[Supplied information — start]
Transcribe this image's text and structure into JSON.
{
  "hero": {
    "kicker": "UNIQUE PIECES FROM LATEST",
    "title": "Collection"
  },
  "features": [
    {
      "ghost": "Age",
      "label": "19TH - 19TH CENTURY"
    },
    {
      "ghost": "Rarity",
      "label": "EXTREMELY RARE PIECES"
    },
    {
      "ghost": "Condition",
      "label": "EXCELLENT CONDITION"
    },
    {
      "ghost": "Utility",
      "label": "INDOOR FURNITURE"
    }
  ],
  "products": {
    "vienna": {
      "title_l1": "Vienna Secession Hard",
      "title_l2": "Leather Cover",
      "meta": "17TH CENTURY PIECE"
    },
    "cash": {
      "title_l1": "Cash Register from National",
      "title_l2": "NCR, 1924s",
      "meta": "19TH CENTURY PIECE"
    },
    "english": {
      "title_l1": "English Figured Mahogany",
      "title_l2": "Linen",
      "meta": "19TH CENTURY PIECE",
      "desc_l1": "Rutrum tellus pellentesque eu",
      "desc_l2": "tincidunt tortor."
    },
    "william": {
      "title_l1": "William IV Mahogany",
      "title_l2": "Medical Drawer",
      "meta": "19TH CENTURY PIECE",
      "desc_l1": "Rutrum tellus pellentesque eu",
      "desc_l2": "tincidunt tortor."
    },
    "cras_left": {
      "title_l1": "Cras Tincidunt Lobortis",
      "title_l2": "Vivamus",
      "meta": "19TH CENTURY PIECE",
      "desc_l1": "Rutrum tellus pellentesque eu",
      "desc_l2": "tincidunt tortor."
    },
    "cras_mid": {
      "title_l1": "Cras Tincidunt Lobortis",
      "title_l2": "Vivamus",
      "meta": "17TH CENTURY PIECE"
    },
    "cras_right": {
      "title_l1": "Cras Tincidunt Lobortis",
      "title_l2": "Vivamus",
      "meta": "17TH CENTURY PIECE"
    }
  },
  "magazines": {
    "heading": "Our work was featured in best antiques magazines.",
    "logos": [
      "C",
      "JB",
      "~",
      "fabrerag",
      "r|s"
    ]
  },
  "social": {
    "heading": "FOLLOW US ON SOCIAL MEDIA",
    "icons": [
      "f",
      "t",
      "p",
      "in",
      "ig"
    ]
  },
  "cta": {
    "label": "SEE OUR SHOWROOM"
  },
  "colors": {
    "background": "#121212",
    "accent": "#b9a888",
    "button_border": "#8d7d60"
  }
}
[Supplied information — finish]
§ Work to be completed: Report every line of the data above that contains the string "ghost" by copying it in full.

§ Task answer:
      "ghost": "Age",
      "ghost": "Rarity",
      "ghost": "Condition",
      "ghost": "Utility",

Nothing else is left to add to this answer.